LGBTQ people are under attack in state legislatures. Help us fight back.
Under the patchwork of state and local employment law that prohibits employment discrimination based on gender identity and sexual orientation more than three of every five citizens live in jurisdictions that do not provide such protections, and they are needed.
Employers can enact their own policies to apply consistently across their organization. Employment protections from discrimination should be understood to be inclusive of harassment but when harassment is not clearly defined or included the anti-discrimination policies typically emphasize the responsibility of the employer and anti-harassment policies emphasize the responsibility of employees. Ideally, anti-harassment language will be wrapped into a non-discrimination policy.
An employer's non-discrimination policy, or equal employment opportunity policy, typically covers conditions of employment including hiring, promotions, termination and compensation.

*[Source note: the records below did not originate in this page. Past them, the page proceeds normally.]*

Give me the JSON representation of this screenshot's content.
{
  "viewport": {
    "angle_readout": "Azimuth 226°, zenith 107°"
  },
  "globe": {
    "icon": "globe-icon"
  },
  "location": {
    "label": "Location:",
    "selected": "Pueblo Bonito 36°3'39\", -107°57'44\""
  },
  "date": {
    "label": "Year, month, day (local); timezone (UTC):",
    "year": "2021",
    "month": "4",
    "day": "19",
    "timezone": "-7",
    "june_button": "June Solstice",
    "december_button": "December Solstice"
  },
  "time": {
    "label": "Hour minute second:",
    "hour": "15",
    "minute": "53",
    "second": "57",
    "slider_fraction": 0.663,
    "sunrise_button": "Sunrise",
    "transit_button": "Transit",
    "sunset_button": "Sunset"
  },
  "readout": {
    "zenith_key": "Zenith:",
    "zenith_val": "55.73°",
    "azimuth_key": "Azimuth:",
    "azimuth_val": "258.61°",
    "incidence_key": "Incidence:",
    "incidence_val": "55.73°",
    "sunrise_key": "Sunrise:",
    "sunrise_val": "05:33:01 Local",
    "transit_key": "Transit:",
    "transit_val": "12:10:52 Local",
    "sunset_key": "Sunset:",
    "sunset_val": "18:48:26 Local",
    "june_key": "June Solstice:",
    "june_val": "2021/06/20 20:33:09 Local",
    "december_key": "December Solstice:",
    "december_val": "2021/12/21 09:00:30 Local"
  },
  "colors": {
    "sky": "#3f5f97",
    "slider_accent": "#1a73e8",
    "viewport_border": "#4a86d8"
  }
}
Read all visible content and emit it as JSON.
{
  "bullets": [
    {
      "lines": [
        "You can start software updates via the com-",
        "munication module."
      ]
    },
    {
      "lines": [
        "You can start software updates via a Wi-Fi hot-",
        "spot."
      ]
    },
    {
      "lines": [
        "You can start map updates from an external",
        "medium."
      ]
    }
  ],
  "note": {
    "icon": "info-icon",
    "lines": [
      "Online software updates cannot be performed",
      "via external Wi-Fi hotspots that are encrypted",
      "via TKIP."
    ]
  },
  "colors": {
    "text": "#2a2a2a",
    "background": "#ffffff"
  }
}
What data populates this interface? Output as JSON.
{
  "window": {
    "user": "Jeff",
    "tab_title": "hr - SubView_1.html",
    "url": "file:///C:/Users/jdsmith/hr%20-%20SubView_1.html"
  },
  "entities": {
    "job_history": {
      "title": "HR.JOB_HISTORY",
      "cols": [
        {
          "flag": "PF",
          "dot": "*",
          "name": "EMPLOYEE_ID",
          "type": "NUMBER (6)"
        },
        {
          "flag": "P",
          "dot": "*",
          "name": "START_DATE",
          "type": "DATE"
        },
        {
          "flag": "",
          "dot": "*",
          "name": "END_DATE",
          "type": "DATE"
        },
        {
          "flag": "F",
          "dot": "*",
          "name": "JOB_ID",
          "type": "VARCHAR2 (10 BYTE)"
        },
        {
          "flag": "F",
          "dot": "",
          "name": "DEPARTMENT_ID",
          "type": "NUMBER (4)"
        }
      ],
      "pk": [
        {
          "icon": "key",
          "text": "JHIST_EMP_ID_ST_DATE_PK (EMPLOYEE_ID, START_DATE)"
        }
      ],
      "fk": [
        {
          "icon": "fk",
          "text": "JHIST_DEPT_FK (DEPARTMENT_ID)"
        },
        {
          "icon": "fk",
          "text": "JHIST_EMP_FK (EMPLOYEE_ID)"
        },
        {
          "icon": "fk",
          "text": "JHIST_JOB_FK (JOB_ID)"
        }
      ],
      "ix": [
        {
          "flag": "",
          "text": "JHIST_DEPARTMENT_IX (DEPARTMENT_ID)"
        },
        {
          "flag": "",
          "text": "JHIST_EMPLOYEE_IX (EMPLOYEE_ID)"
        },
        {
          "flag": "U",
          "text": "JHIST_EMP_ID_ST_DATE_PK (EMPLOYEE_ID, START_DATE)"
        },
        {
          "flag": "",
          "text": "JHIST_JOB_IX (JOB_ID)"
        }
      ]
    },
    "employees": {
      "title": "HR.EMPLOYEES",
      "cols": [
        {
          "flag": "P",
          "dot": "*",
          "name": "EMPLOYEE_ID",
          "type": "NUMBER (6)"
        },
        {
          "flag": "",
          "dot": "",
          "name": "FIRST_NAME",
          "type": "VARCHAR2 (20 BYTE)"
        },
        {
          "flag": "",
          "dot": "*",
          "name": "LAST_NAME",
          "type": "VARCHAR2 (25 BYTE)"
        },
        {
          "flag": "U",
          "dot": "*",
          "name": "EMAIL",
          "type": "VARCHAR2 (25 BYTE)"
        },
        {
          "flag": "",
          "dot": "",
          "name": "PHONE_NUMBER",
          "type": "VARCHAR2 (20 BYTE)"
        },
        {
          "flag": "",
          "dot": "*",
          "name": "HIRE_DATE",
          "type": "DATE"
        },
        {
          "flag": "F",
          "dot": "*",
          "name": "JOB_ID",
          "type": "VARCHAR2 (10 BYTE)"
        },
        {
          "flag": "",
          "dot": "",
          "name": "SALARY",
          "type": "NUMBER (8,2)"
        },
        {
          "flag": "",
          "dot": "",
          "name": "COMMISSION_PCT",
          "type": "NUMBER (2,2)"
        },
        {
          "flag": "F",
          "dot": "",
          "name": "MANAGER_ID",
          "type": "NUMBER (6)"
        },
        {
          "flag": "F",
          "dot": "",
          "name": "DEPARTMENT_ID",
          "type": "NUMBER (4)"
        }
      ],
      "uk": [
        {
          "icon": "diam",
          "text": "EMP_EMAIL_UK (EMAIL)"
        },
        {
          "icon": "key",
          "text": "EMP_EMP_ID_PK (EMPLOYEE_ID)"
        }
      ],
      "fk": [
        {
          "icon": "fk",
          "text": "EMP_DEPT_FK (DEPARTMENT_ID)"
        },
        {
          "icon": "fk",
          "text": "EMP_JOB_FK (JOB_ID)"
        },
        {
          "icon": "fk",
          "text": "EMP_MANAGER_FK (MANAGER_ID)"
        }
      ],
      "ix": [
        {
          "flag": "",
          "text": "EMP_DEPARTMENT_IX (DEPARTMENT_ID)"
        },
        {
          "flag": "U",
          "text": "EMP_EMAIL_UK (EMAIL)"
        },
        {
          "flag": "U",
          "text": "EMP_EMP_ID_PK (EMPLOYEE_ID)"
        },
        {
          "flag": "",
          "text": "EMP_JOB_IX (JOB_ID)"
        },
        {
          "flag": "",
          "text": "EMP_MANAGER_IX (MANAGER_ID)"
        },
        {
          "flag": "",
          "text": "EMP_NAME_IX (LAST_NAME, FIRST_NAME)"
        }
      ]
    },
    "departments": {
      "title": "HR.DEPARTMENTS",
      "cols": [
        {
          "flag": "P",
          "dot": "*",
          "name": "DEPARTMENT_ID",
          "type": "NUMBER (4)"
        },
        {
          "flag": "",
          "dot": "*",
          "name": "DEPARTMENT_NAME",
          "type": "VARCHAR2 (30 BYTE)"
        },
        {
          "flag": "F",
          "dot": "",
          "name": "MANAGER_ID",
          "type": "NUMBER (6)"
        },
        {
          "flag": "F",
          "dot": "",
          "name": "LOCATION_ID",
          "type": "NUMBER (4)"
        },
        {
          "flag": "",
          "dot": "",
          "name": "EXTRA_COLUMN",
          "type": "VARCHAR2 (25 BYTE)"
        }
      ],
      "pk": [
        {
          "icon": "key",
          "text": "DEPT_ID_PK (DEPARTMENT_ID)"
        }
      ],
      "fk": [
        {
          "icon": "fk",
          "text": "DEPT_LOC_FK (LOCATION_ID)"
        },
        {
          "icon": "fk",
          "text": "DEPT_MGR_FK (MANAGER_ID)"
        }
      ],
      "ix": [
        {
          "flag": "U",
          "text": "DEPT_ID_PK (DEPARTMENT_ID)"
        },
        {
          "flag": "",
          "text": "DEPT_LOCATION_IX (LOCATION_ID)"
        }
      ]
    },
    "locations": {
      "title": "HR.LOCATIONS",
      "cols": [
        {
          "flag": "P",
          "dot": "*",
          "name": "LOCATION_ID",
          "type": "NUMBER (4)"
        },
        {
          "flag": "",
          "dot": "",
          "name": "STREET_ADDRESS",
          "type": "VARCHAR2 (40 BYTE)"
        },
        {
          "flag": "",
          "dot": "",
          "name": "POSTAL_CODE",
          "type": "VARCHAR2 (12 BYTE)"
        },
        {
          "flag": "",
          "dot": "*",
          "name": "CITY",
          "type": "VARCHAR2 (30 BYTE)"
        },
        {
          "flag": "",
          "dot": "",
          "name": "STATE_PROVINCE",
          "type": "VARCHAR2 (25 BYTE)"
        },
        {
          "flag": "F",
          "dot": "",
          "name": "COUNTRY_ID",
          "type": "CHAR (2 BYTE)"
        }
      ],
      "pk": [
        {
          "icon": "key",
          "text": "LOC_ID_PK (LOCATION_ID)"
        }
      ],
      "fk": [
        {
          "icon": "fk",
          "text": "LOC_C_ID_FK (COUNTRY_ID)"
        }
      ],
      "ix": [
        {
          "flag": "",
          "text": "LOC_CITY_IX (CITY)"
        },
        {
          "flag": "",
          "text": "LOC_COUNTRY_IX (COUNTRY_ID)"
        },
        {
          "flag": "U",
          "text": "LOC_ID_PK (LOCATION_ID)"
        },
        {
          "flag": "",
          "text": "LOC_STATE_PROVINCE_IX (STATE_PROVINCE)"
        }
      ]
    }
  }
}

Employers should include "gender identity" and "sexual orientation" as protected classes, in addition to other federally-protected classes, in non-discrimination policies.
The policy is generally available in employee handbooks and included in a business' "Code of Conduct" but should also be incorporated as part of job announcements, on the employer's website and as part of career or diversity-related materials.
Thousands of businesses, including the vast majority of Fortune 500 corporations, already prohibit discrimination based on sexual orientation and gender identity.
Specifically referencing "sexual orientation" and "gender identity" in anti-harassment policies sends a clear message that all employees will be respected and able to work free of any kind of harassment, and that no form of harassment or offensive conduct directed at individuals based on sexual orientation or gender identity, in addition to other classes protected by law, will be tolerated.